Brief — Without any pictures, restate the full set of records below exactly.

*** Data ***

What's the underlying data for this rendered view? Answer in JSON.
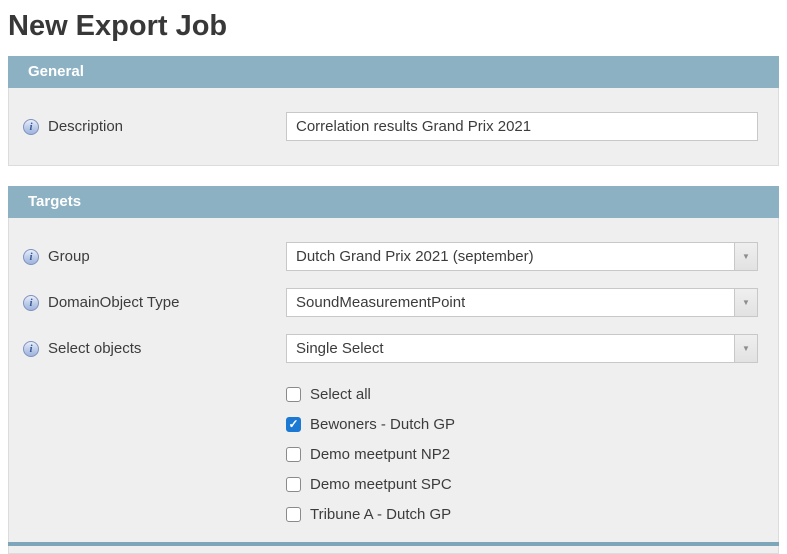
{
  "page_title": "New Export Job",
  "icons": {
    "info": "i",
    "dropdown_arrow": "▼",
    "check": "✓"
  },
  "colors": {
    "section_header_bg": "#8cb1c3",
    "checkbox_checked": "#1b79d4",
    "section_body_bg": "#efefef"
  },
  "sections": [
    {
      "title": "General",
      "fields": [
        {
          "label": "Description",
          "type": "text",
          "value": "Correlation results Grand Prix 2021"
        }
      ]
    },
    {
      "title": "Targets",
      "fields": [
        {
          "label": "Group",
          "type": "select",
          "value": "Dutch Grand Prix 2021 (september)"
        },
        {
          "label": "DomainObject Type",
          "type": "select",
          "value": "SoundMeasurementPoint"
        },
        {
          "label": "Select objects",
          "type": "select",
          "value": "Single Select"
        }
      ],
      "object_checkboxes": [
        {
          "label": "Select all",
          "checked": false
        },
        {
          "label": "Bewoners - Dutch GP",
          "checked": true
        },
        {
          "label": "Demo meetpunt NP2",
          "checked": false
        },
        {
          "label": "Demo meetpunt SPC",
          "checked": false
        },
        {
          "label": "Tribune A - Dutch GP",
          "checked": false
        }
      ]
    }
  ]
}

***

Written answer —
What's the underlying data for this rendered view? Answer in JSON.
{
  "page_title": "New Export Job",
  "icons": {
    "info": "i",
    "dropdown_arrow": "▼",
    "check": "✓"
  },
  "colors": {
    "section_header_bg": "#8cb1c3",
    "checkbox_checked": "#1b79d4",
    "section_body_bg": "#efefef"
  },
  "sections": [
    {
      "title": "General",
      "fields": [
        {
          "label": "Description",
          "type": "text",
          "value": "Correlation results Grand Prix 2021"
        }
      ]
    },
    {
      "title": "Targets",
      "fields": [
        {
          "label": "Group",
          "type": "select",
          "value": "Dutch Grand Prix 2021 (september)"
        },
        {
          "label": "DomainObject Type",
          "type": "select",
          "value": "SoundMeasurementPoint"
        },
        {
          "label": "Select objects",
          "type": "select",
          "value": "Single Select"
        }
      ],
      "object_checkboxes": [
        {
          "label": "Select all",
          "checked": false
        },
        {
          "label": "Bewoners - Dutch GP",
          "checked": true
        },
        {
          "label": "Demo meetpunt NP2",
          "checked": false
        },
        {
          "label": "Demo meetpunt SPC",
          "checked": false
        },
        {
          "label": "Tribune A - Dutch GP",
          "checked": false
        }
      ]
    }
  ]
}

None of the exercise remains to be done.